• [Source data]
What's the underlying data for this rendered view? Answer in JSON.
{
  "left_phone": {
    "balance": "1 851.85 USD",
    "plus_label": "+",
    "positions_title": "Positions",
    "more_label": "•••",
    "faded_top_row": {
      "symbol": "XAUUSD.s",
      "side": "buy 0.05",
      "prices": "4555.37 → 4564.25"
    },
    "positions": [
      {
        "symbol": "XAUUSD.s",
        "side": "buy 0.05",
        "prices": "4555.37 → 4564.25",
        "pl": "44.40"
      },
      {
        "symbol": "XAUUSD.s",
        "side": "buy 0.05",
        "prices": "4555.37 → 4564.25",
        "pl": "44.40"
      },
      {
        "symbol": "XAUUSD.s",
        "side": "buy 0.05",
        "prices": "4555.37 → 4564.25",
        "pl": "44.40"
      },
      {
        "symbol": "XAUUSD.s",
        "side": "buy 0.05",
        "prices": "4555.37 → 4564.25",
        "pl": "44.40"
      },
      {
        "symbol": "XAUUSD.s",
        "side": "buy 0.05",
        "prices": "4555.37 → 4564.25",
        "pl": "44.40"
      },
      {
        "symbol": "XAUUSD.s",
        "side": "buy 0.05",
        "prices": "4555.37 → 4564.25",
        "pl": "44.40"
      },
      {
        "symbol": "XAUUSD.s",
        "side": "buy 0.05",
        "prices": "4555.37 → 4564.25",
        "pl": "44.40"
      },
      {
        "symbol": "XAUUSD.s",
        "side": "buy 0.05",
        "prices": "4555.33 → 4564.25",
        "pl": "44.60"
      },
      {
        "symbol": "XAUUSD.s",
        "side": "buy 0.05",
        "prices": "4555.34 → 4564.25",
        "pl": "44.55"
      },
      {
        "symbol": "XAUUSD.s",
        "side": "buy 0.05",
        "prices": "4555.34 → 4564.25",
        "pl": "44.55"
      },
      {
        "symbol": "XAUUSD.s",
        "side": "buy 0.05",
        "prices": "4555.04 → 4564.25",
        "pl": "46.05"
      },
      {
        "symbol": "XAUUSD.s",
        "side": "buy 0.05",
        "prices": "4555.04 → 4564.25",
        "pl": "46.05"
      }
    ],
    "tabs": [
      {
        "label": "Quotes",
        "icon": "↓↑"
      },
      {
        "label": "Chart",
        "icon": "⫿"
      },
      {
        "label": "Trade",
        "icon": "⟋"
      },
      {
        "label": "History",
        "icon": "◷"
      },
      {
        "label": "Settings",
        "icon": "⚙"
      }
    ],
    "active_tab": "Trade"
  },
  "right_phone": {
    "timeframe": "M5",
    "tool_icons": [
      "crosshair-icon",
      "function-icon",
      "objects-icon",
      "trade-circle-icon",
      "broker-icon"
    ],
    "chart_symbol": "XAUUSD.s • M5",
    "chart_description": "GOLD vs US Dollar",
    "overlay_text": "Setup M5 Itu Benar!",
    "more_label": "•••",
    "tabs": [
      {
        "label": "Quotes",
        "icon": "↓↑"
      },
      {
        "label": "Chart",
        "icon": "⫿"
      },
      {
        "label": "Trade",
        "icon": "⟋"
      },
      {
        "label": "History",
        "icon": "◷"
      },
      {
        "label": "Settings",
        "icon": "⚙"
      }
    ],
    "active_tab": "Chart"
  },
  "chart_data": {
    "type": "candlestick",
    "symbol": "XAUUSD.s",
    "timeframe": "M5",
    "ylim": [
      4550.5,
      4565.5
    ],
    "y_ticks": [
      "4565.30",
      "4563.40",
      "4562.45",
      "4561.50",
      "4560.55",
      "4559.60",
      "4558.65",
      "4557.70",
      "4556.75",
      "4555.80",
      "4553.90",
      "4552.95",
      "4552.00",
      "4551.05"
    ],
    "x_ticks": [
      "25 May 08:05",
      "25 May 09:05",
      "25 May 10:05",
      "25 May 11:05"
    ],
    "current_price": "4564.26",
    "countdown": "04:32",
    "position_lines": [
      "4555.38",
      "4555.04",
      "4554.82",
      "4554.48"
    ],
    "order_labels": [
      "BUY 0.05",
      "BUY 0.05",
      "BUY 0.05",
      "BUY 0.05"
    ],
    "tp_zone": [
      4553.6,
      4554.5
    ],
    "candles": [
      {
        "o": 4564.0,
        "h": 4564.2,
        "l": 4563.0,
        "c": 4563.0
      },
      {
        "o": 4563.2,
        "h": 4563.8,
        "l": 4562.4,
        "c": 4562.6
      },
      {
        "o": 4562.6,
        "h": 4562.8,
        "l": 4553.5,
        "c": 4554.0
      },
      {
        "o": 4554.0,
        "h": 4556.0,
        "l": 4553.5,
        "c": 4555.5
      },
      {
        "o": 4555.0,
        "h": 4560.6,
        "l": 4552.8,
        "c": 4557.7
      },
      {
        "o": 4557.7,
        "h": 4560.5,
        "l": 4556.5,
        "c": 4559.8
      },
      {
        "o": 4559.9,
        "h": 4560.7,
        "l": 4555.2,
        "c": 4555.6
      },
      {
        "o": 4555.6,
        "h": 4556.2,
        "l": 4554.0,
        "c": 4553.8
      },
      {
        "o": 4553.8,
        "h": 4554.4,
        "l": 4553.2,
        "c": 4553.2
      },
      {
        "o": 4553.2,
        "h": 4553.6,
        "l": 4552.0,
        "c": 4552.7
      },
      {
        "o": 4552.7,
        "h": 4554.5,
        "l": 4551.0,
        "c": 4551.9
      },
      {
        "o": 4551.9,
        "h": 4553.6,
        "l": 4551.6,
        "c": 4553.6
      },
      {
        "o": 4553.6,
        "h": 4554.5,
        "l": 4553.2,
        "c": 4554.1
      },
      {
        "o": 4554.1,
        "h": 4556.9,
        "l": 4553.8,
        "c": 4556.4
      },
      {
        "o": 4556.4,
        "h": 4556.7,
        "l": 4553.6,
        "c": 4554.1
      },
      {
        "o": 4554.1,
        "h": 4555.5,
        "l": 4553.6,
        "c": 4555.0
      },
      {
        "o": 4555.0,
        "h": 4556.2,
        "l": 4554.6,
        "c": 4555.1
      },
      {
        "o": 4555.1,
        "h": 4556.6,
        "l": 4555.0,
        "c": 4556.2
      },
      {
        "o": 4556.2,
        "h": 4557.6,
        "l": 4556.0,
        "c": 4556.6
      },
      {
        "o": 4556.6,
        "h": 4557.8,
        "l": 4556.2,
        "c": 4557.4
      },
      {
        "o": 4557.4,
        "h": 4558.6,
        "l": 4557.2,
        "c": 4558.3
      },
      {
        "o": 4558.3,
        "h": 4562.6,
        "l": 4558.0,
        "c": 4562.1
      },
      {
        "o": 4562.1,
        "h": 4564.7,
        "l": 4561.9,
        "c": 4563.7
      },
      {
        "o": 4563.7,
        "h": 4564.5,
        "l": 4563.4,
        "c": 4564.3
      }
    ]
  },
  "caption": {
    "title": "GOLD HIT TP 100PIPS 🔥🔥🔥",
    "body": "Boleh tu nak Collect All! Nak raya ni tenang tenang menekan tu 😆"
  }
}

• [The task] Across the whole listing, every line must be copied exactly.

• [Answer space]
What's the underlying data for this rendered view? Answer in JSON.
{
  "left_phone": {
    "balance": "1 851.85 USD",
    "plus_label": "+",
    "positions_title": "Positions",
    "more_label": "•••",
    "faded_top_row": {
      "symbol": "XAUUSD.s",
      "side": "buy 0.05",
      "prices": "4555.37 → 4564.25"
    },
    "positions": [
      {
        "symbol": "XAUUSD.s",
        "side": "buy 0.05",
        "prices": "4555.37 → 4564.25",
        "pl": "44.40"
      },
      {
        "symbol": "XAUUSD.s",
        "side": "buy 0.05",
        "prices": "4555.37 → 4564.25",
        "pl": "44.40"
      },
      {
        "symbol": "XAUUSD.s",
        "side": "buy 0.05",
        "prices": "4555.37 → 4564.25",
        "pl": "44.40"
      },
      {
        "symbol": "XAUUSD.s",
        "side": "buy 0.05",
        "prices": "4555.37 → 4564.25",
        "pl": "44.40"
      },
      {
        "symbol": "XAUUSD.s",
        "side": "buy 0.05",
        "prices": "4555.37 → 4564.25",
        "pl": "44.40"
      },
      {
        "symbol": "XAUUSD.s",
        "side": "buy 0.05",
        "prices": "4555.37 → 4564.25",
        "pl": "44.40"
      },
      {
        "symbol": "XAUUSD.s",
        "side": "buy 0.05",
        "prices": "4555.37 → 4564.25",
        "pl": "44.40"
      },
      {
        "symbol": "XAUUSD.s",
        "side": "buy 0.05",
        "prices": "4555.33 → 4564.25",
        "pl": "44.60"
      },
      {
        "symbol": "XAUUSD.s",
        "side": "buy 0.05",
        "prices": "4555.34 → 4564.25",
        "pl": "44.55"
      },
      {
        "symbol": "XAUUSD.s",
        "side": "buy 0.05",
        "prices": "4555.34 → 4564.25",
        "pl": "44.55"
      },
      {
        "symbol": "XAUUSD.s",
        "side": "buy 0.05",
        "prices": "4555.04 → 4564.25",
        "pl": "46.05"
      },
      {
        "symbol": "XAUUSD.s",
        "side": "buy 0.05",
        "prices": "4555.04 → 4564.25",
        "pl": "46.05"
      }
    ],
    "tabs": [
      {
        "label": "Quotes",
        "icon": "↓↑"
      },
      {
        "label": "Chart",
        "icon": "⫿"
      },
      {
        "label": "Trade",
        "icon": "⟋"
      },
      {
        "label": "History",
        "icon": "◷"
      },
      {
        "label": "Settings",
        "icon": "⚙"
      }
    ],
    "active_tab": "Trade"
  },
  "right_phone": {
    "timeframe": "M5",
    "tool_icons": [
      "crosshair-icon",
      "function-icon",
      "objects-icon",
      "trade-circle-icon",
      "broker-icon"
    ],
    "chart_symbol": "XAUUSD.s • M5",
    "chart_description": "GOLD vs US Dollar",
    "overlay_text": "Setup M5 Itu Benar!",
    "more_label": "•••",
    "tabs": [
      {
        "label": "Quotes",
        "icon": "↓↑"
      },
      {
        "label": "Chart",
        "icon": "⫿"
      },
      {
        "label": "Trade",
        "icon": "⟋"
      },
      {
        "label": "History",
        "icon": "◷"
      },
      {
        "label": "Settings",
        "icon": "⚙"
      }
    ],
    "active_tab": "Chart"
  },
  "chart_data": {
    "type": "candlestick",
    "symbol": "XAUUSD.s",
    "timeframe": "M5",
    "ylim": [
      4550.5,
      4565.5
    ],
    "y_ticks": [
      "4565.30",
      "4563.40",
      "4562.45",
      "4561.50",
      "4560.55",
      "4559.60",
      "4558.65",
      "4557.70",
      "4556.75",
      "4555.80",
      "4553.90",
      "4552.95",
      "4552.00",
      "4551.05"
    ],
    "x_ticks": [
      "25 May 08:05",
      "25 May 09:05",
      "25 May 10:05",
      "25 May 11:05"
    ],
    "current_price": "4564.26",
    "countdown": "04:32",
    "position_lines": [
      "4555.38",
      "4555.04",
      "4554.82",
      "4554.48"
    ],
    "order_labels": [
      "BUY 0.05",
      "BUY 0.05",
      "BUY 0.05",
      "BUY 0.05"
    ],
    "tp_zone": [
      4553.6,
      4554.5
    ],
    "candles": [
      {
        "o": 4564.0,
        "h": 4564.2,
        "l": 4563.0,
        "c": 4563.0
      },
      {
        "o": 4563.2,
        "h": 4563.8,
        "l": 4562.4,
        "c": 4562.6
      },
      {
        "o": 4562.6,
        "h": 4562.8,
        "l": 4553.5,
        "c": 4554.0
      },
      {
        "o": 4554.0,
        "h": 4556.0,
        "l": 4553.5,
        "c": 4555.5
      },
      {
        "o": 4555.0,
        "h": 4560.6,
        "l": 4552.8,
        "c": 4557.7
      },
      {
        "o": 4557.7,
        "h": 4560.5,
        "l": 4556.5,
        "c": 4559.8
      },
      {
        "o": 4559.9,
        "h": 4560.7,
        "l": 4555.2,
        "c": 4555.6
      },
      {
        "o": 4555.6,
        "h": 4556.2,
        "l": 4554.0,
        "c": 4553.8
      },
      {
        "o": 4553.8,
        "h": 4554.4,
        "l": 4553.2,
        "c": 4553.2
      },
      {
        "o": 4553.2,
        "h": 4553.6,
        "l": 4552.0,
        "c": 4552.7
      },
      {
        "o": 4552.7,
        "h": 4554.5,
        "l": 4551.0,
        "c": 4551.9
      },
      {
        "o": 4551.9,
        "h": 4553.6,
        "l": 4551.6,
        "c": 4553.6
      },
      {
        "o": 4553.6,
        "h": 4554.5,
        "l": 4553.2,
        "c": 4554.1
      },
      {
        "o": 4554.1,
        "h": 4556.9,
        "l": 4553.8,
        "c": 4556.4
      },
      {
        "o": 4556.4,
        "h": 4556.7,
        "l": 4553.6,
        "c": 4554.1
      },
      {
        "o": 4554.1,
        "h": 4555.5,
        "l": 4553.6,
        "c": 4555.0
      },
      {
        "o": 4555.0,
        "h": 4556.2,
        "l": 4554.6,
        "c": 4555.1
      },
      {
        "o": 4555.1,
        "h": 4556.6,
        "l": 4555.0,
        "c": 4556.2
      },
      {
        "o": 4556.2,
        "h": 4557.6,
        "l": 4556.0,
        "c": 4556.6
      },
      {
        "o": 4556.6,
        "h": 4557.8,
        "l": 4556.2,
        "c": 4557.4
      },
      {
        "o": 4557.4,
        "h": 4558.6,
        "l": 4557.2,
        "c": 4558.3
      },
      {
        "o": 4558.3,
        "h": 4562.6,
        "l": 4558.0,
        "c": 4562.1
      },
      {
        "o": 4562.1,
        "h": 4564.7,
        "l": 4561.9,
        "c": 4563.7
      },
      {
        "o": 4563.7,
        "h": 4564.5,
        "l": 4563.4,
        "c": 4564.3
      }
    ]
  },
  "caption": {
    "title": "GOLD HIT TP 100PIPS 🔥🔥🔥",
    "body": "Boleh tu nak Collect All! Nak raya ni tenang tenang menekan tu 😆"
  }
}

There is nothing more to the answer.